▸ **Work required**: Each entry below is to be copied verbatim.

▸ **Data excerpts**:

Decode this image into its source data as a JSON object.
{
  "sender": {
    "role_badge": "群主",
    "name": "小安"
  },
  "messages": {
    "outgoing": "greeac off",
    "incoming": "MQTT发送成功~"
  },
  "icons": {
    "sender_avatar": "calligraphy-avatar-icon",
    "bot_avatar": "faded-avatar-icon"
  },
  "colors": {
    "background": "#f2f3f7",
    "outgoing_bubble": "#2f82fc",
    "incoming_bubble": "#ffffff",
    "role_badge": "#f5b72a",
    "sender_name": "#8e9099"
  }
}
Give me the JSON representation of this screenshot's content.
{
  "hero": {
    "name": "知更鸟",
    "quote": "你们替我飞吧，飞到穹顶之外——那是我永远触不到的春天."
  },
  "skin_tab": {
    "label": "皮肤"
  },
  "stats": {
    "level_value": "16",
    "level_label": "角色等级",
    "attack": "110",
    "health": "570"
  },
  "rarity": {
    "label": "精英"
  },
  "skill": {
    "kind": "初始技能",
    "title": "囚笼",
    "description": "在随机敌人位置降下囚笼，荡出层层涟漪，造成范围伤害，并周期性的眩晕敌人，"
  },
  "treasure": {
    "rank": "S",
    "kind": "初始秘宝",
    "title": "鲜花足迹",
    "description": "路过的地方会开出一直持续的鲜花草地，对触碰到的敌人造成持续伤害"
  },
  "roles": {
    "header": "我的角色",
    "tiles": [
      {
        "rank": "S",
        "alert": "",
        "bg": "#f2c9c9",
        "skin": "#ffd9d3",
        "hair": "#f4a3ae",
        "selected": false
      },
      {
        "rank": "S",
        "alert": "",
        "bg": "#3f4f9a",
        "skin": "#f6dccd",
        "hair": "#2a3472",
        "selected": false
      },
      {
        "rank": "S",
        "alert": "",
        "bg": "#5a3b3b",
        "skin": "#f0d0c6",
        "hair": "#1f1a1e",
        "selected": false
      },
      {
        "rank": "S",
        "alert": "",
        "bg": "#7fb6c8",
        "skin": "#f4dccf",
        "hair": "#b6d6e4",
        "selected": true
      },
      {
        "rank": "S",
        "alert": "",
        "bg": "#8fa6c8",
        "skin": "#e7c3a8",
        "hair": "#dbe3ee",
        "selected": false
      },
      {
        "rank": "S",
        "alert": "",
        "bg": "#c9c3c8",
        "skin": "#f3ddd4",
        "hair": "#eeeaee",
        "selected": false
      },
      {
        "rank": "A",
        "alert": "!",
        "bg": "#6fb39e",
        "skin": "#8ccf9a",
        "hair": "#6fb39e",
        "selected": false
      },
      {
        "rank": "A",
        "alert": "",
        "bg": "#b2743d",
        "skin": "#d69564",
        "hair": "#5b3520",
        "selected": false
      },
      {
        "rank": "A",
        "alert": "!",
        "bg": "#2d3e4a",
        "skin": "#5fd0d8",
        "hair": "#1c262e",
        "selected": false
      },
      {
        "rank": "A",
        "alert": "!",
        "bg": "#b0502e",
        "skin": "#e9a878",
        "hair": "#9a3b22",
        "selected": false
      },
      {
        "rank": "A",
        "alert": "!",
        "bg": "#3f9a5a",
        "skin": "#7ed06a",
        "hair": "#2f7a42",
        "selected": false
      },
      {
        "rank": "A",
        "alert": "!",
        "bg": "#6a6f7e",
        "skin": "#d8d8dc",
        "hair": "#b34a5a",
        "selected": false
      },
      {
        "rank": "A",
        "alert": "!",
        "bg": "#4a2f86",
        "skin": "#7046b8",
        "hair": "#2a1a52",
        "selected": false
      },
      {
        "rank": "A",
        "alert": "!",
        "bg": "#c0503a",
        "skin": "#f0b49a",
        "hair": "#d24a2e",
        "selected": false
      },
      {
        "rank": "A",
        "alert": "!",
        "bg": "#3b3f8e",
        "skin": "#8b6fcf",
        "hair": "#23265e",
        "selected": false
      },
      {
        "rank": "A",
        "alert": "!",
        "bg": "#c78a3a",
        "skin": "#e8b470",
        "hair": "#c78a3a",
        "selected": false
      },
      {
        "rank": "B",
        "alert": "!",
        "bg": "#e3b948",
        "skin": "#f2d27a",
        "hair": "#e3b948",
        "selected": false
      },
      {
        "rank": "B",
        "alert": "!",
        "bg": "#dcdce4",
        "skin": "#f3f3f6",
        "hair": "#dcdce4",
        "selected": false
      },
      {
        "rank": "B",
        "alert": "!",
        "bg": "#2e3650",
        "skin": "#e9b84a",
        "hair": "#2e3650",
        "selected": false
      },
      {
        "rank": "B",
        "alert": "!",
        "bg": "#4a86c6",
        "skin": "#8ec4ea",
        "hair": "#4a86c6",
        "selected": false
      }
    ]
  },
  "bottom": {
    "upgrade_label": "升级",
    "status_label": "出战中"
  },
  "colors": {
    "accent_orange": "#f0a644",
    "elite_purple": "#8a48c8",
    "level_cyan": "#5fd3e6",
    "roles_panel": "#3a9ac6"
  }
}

▸ **Response to this task**:
Decode this image into its source data as a JSON object.
{
  "sender": {
    "role_badge": "群主",
    "name": "小安"
  },
  "messages": {
    "outgoing": "greeac off",
    "incoming": "MQTT发送成功~"
  },
  "icons": {
    "sender_avatar": "calligraphy-avatar-icon",
    "bot_avatar": "faded-avatar-icon"
  },
  "colors": {
    "background": "#f2f3f7",
    "outgoing_bubble": "#2f82fc",
    "incoming_bubble": "#ffffff",
    "role_badge": "#f5b72a",
    "sender_name": "#8e9099"
  }
}
Give me the JSON representation of this screenshot's content.
{
  "hero": {
    "name": "知更鸟",
    "quote": "你们替我飞吧，飞到穹顶之外——那是我永远触不到的春天."
  },
  "skin_tab": {
    "label": "皮肤"
  },
  "stats": {
    "level_value": "16",
    "level_label": "角色等级",
    "attack": "110",
    "health": "570"
  },
  "rarity": {
    "label": "精英"
  },
  "skill": {
    "kind": "初始技能",
    "title": "囚笼",
    "description": "在随机敌人位置降下囚笼，荡出层层涟漪，造成范围伤害，并周期性的眩晕敌人，"
  },
  "treasure": {
    "rank": "S",
    "kind": "初始秘宝",
    "title": "鲜花足迹",
    "description": "路过的地方会开出一直持续的鲜花草地，对触碰到的敌人造成持续伤害"
  },
  "roles": {
    "header": "我的角色",
    "tiles": [
      {
        "rank": "S",
        "alert": "",
        "bg": "#f2c9c9",
        "skin": "#ffd9d3",
        "hair": "#f4a3ae",
        "selected": false
      },
      {
        "rank": "S",
        "alert": "",
        "bg": "#3f4f9a",
        "skin": "#f6dccd",
        "hair": "#2a3472",
        "selected": false
      },
      {
        "rank": "S",
        "alert": "",
        "bg": "#5a3b3b",
        "skin": "#f0d0c6",
        "hair": "#1f1a1e",
        "selected": false
      },
      {
        "rank": "S",
        "alert": "",
        "bg": "#7fb6c8",
        "skin": "#f4dccf",
        "hair": "#b6d6e4",
        "selected": true
      },
      {
        "rank": "S",
        "alert": "",
        "bg": "#8fa6c8",
        "skin": "#e7c3a8",
        "hair": "#dbe3ee",
        "selected": false
      },
      {
        "rank": "S",
        "alert": "",
        "bg": "#c9c3c8",
        "skin": "#f3ddd4",
        "hair": "#eeeaee",
        "selected": false
      },
      {
        "rank": "A",
        "alert": "!",
        "bg": "#6fb39e",
        "skin": "#8ccf9a",
        "hair": "#6fb39e",
        "selected": false
      },
      {
        "rank": "A",
        "alert": "",
        "bg": "#b2743d",
        "skin": "#d69564",
        "hair": "#5b3520",
        "selected": false
      },
      {
        "rank": "A",
        "alert": "!",
        "bg": "#2d3e4a",
        "skin": "#5fd0d8",
        "hair": "#1c262e",
        "selected": false
      },
      {
        "rank": "A",
        "alert": "!",
        "bg": "#b0502e",
        "skin": "#e9a878",
        "hair": "#9a3b22",
        "selected": false
      },
      {
        "rank": "A",
        "alert": "!",
        "bg": "#3f9a5a",
        "skin": "#7ed06a",
        "hair": "#2f7a42",
        "selected": false
      },
      {
        "rank": "A",
        "alert": "!",
        "bg": "#6a6f7e",
        "skin": "#d8d8dc",
        "hair": "#b34a5a",
        "selected": false
      },
      {
        "rank": "A",
        "alert": "!",
        "bg": "#4a2f86",
        "skin": "#7046b8",
        "hair": "#2a1a52",
        "selected": false
      },
      {
        "rank": "A",
        "alert": "!",
        "bg": "#c0503a",
        "skin": "#f0b49a",
        "hair": "#d24a2e",
        "selected": false
      },
      {
        "rank": "A",
        "alert": "!",
        "bg": "#3b3f8e",
        "skin": "#8b6fcf",
        "hair": "#23265e",
        "selected": false
      },
      {
        "rank": "A",
        "alert": "!",
        "bg": "#c78a3a",
        "skin": "#e8b470",
        "hair": "#c78a3a",
        "selected": false
      },
      {
        "rank": "B",
        "alert": "!",
        "bg": "#e3b948",
        "skin": "#f2d27a",
        "hair": "#e3b948",
        "selected": false
      },
      {
        "rank": "B",
        "alert": "!",
        "bg": "#dcdce4",
        "skin": "#f3f3f6",
        "hair": "#dcdce4",
        "selected": false
      },
      {
        "rank": "B",
        "alert": "!",
        "bg": "#2e3650",
        "skin": "#e9b84a",
        "hair": "#2e3650",
        "selected": false
      },
      {
        "rank": "B",
        "alert": "!",
        "bg": "#4a86c6",
        "skin": "#8ec4ea",
        "hair": "#4a86c6",
        "selected": false
      }
    ]
  },
  "bottom": {
    "upgrade_label": "升级",
    "status_label": "出战中"
  },
  "colors": {
    "accent_orange": "#f0a644",
    "elite_purple": "#8a48c8",
    "level_cyan": "#5fd3e6",
    "roles_panel": "#3a9ac6"
  }
}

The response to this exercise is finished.